• TASK DIRECTIONS:
Check every line of the material below, and show those that contain "label".

• SUPPLIED INFORMATION:
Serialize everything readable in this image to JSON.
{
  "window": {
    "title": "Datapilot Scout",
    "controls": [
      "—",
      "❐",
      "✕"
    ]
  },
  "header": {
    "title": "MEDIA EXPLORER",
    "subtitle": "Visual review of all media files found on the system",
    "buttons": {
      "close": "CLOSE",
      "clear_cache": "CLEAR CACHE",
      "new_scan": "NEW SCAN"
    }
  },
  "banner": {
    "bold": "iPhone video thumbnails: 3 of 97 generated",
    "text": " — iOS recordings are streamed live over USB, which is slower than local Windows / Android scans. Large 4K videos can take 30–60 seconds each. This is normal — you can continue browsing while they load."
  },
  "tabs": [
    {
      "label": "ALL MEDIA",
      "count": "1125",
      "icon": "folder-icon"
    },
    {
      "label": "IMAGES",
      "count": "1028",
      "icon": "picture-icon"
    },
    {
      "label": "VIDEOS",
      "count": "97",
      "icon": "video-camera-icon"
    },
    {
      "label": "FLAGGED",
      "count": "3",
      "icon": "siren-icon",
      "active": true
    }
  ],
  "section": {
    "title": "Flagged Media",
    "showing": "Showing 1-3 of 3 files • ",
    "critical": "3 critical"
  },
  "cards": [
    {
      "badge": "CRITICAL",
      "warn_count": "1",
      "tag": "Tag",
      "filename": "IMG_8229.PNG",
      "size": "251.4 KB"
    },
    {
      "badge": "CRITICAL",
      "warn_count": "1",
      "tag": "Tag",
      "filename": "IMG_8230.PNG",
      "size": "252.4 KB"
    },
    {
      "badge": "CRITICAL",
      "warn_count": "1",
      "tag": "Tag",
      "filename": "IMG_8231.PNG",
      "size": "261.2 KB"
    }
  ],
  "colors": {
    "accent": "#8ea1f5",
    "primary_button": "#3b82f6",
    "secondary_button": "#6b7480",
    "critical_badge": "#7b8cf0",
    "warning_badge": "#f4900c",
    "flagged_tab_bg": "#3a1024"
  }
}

• SOLUTION:
      "label": "ALL MEDIA",
      "label": "IMAGES",
      "label": "VIDEOS",
      "label": "FLAGGED",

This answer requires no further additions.